Founder of the Albertine Brothers and Sisters, and one of the saints who inspired the vocation of the young Karol Wojtyla, the future Pope John Paul II.
Saint Albert was born on August 20, 1845 in Igolomia, Poland (near Kraków) as Adam Hilary Bernard Chmielowski. Born into a wealthy and aristocratic family, Adam was the oldest of four children.
Actively involved in politics from his youth, Adam lost a leg fighting in an insurrection against Czar Alexander III at age 18. In Krakow, he became a popular artist and his talent in the subject led him to study in Warsaw, Munich, and Paris.
A kind and compassionate person, Adam was always deeply aware of human suffering, and felt called to help those in need. Realizing that God was calling Him to a life of service, he returned to Krakow in 1874, determined to dedicate his talents to the glory of God. Instead of continuing his work as an artist, he decided to care for the poor and became a Secular Franciscan, taking the name Albert.
In 1887, Albert founded the Brothers of the Third Order of Saint Francis, Servants of the Poor, known as the Albertines or the Gray Brothers. Then, in 1891, he founded a community of Albertine sisters, known as the Gray Sisters.
The Albertines organized food and shelter for the poor and homeless of any age or religion. Albert preached on the great crisis that results from a refusal to see and aid the suffering individuals in society.

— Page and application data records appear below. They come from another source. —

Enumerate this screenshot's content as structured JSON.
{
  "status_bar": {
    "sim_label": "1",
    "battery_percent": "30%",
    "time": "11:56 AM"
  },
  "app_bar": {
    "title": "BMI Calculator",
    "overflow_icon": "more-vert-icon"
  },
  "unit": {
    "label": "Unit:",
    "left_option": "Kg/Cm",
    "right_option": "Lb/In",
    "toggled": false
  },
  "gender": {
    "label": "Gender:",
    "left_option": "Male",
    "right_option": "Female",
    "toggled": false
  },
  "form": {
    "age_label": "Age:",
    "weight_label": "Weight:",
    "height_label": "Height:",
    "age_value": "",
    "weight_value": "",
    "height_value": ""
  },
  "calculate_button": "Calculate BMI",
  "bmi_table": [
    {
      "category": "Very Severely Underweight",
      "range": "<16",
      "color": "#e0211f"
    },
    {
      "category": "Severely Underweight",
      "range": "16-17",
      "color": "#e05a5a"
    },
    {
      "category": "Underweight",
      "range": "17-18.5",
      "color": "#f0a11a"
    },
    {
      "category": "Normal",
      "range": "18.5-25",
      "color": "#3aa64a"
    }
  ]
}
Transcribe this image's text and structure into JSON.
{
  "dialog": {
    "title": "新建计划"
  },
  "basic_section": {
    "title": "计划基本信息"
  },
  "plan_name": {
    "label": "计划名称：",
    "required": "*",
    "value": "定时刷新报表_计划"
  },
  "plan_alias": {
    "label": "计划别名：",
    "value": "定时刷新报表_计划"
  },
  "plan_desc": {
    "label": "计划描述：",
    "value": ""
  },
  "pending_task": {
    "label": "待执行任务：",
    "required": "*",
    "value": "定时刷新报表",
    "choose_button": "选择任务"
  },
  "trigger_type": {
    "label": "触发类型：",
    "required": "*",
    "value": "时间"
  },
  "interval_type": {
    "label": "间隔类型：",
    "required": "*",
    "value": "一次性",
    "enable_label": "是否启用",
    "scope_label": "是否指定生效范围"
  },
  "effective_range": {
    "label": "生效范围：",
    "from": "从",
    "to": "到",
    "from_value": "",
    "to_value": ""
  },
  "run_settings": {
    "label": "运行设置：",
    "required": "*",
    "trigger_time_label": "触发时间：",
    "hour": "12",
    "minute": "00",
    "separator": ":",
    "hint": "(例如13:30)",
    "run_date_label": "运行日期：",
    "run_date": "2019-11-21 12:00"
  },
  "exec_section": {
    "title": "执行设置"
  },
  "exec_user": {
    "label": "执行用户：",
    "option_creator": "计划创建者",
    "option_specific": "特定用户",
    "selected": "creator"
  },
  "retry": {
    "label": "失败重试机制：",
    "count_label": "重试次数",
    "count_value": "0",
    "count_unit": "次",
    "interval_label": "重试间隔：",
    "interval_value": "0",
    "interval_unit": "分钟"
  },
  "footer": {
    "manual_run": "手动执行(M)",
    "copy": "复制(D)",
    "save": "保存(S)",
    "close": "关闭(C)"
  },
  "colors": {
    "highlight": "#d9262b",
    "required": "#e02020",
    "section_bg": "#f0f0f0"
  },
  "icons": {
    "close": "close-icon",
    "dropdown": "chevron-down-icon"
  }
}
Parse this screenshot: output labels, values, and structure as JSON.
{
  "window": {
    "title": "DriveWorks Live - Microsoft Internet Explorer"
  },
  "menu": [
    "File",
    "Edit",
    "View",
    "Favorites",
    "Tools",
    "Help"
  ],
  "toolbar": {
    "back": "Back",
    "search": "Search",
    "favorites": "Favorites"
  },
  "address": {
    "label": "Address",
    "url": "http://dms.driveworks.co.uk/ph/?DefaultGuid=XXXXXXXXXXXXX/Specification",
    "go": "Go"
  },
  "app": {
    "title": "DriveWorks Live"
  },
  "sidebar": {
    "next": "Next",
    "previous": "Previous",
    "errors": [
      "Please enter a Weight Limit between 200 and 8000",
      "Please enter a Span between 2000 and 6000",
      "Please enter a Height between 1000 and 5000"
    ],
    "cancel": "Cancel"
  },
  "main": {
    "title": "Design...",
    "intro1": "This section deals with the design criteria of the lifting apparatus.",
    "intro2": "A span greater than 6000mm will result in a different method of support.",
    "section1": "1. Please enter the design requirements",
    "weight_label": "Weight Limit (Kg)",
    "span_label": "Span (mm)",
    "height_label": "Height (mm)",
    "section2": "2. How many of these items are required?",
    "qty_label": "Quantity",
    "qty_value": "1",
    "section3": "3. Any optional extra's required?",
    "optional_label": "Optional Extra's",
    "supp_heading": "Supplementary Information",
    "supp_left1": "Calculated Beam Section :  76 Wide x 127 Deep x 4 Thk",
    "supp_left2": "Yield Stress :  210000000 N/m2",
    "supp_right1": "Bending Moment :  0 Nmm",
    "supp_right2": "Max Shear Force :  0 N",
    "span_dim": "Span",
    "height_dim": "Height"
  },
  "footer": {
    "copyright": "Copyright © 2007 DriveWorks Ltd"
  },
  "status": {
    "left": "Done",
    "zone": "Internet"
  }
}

In 1949, Pope John Paul II, who was at the time Father Karol Wojtyla, wrote a well-received play about Albert called Our God’s Brother. John Paul II later said that he found great spiritual support for his own vocation in the life of St. Albert, whom he saw as an example of leaving behind a world of art, literature, and theater to make a radical choice for the priesthood.
Brother Albert died on Christmas Day, 1916. He was canonized on November 12, 1989 by Pope John Paul II. The Church celebrates St. Albert’s feast day on June 17.
Special Thanks to the Catholic News Agency for supplying the information on this saint.